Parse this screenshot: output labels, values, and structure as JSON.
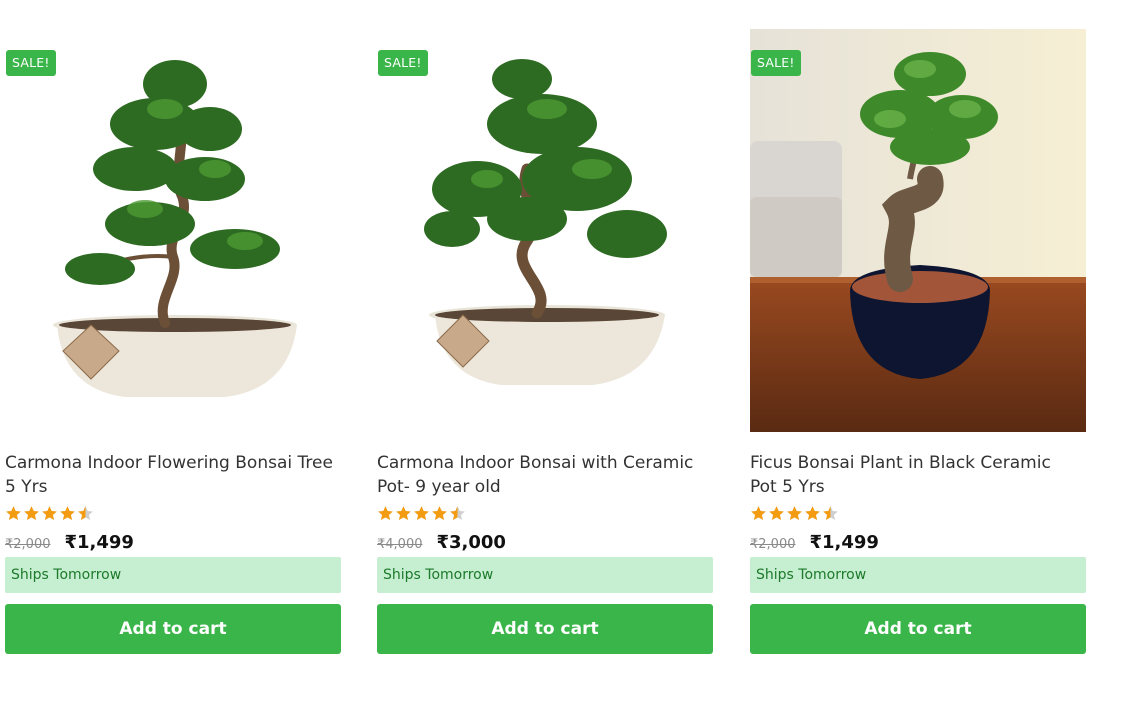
{
  "products": [
    {
      "badge": "SALE!",
      "title": "Carmona Indoor Flowering Bonsai Tree 5 Yrs",
      "rating": 4.5,
      "old_price": "₹2,000",
      "price": "₹1,499",
      "shipping": "Ships Tomorrow",
      "cta": "Add to cart",
      "image": "carmona-bonsai-cream-pot"
    },
    {
      "badge": "SALE!",
      "title": "Carmona Indoor Bonsai with Ceramic Pot- 9 year old",
      "rating": 4.5,
      "old_price": "₹4,000",
      "price": "₹3,000",
      "shipping": "Ships Tomorrow",
      "cta": "Add to cart",
      "image": "carmona-bonsai-s-trunk-cream-pot"
    },
    {
      "badge": "SALE!",
      "title": "Ficus Bonsai Plant in Black Ceramic Pot 5 Yrs",
      "rating": 4.5,
      "old_price": "₹2,000",
      "price": "₹1,499",
      "shipping": "Ships Tomorrow",
      "cta": "Add to cart",
      "image": "ficus-bonsai-black-pot-on-table"
    }
  ],
  "colors": {
    "accent": "#3ab54a",
    "ship_bg": "#c6eed0",
    "ship_text": "#1c7a2a",
    "star": "#f39c12",
    "star_empty": "#cfcfcf"
  }
}
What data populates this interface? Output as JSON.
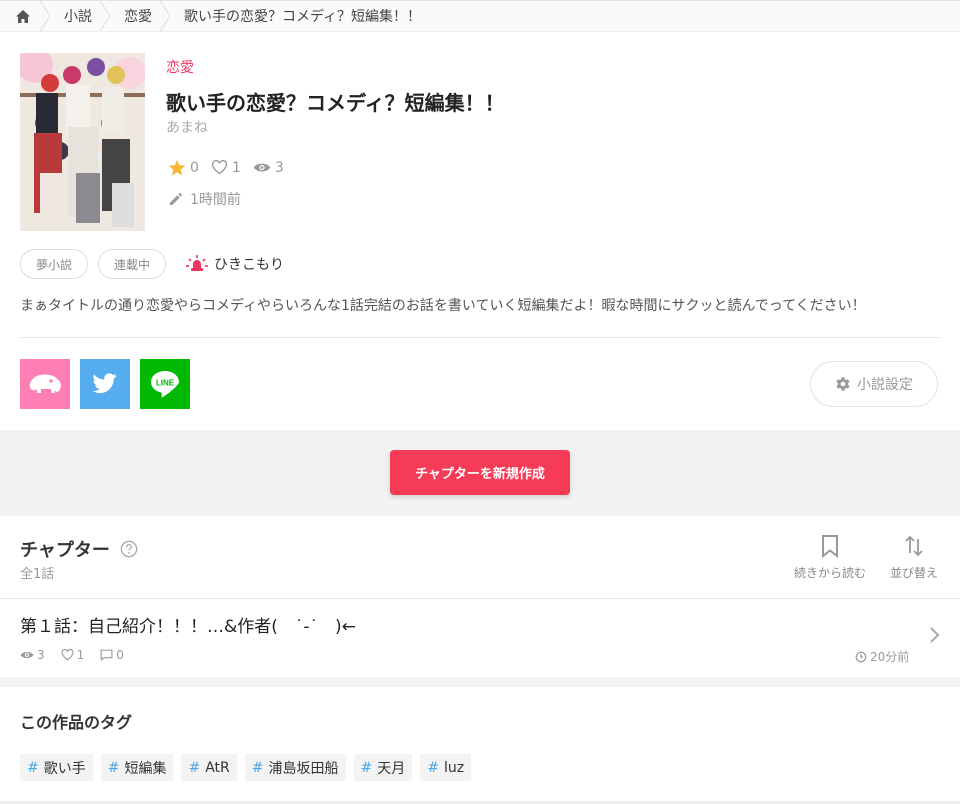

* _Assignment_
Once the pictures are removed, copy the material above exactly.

* _Exercise result_
Parse this screenshot: output labels, values, and structure as JSON.
{
  "products": [
    {
      "badge": "SALE!",
      "title": "Carmona Indoor Flowering Bonsai Tree 5 Yrs",
      "rating": 4.5,
      "old_price": "₹2,000",
      "price": "₹1,499",
      "shipping": "Ships Tomorrow",
      "cta": "Add to cart",
      "image": "carmona-bonsai-cream-pot"
    },
    {
      "badge": "SALE!",
      "title": "Carmona Indoor Bonsai with Ceramic Pot- 9 year old",
      "rating": 4.5,
      "old_price": "₹4,000",
      "price": "₹3,000",
      "shipping": "Ships Tomorrow",
      "cta": "Add to cart",
      "image": "carmona-bonsai-s-trunk-cream-pot"
    },
    {
      "badge": "SALE!",
      "title": "Ficus Bonsai Plant in Black Ceramic Pot 5 Yrs",
      "rating": 4.5,
      "old_price": "₹2,000",
      "price": "₹1,499",
      "shipping": "Ships Tomorrow",
      "cta": "Add to cart",
      "image": "ficus-bonsai-black-pot-on-table"
    }
  ],
  "colors": {
    "accent": "#3ab54a",
    "ship_bg": "#c6eed0",
    "ship_text": "#1c7a2a",
    "star": "#f39c12",
    "star_empty": "#cfcfcf"
  }
}
What data populates this interface? Output as JSON.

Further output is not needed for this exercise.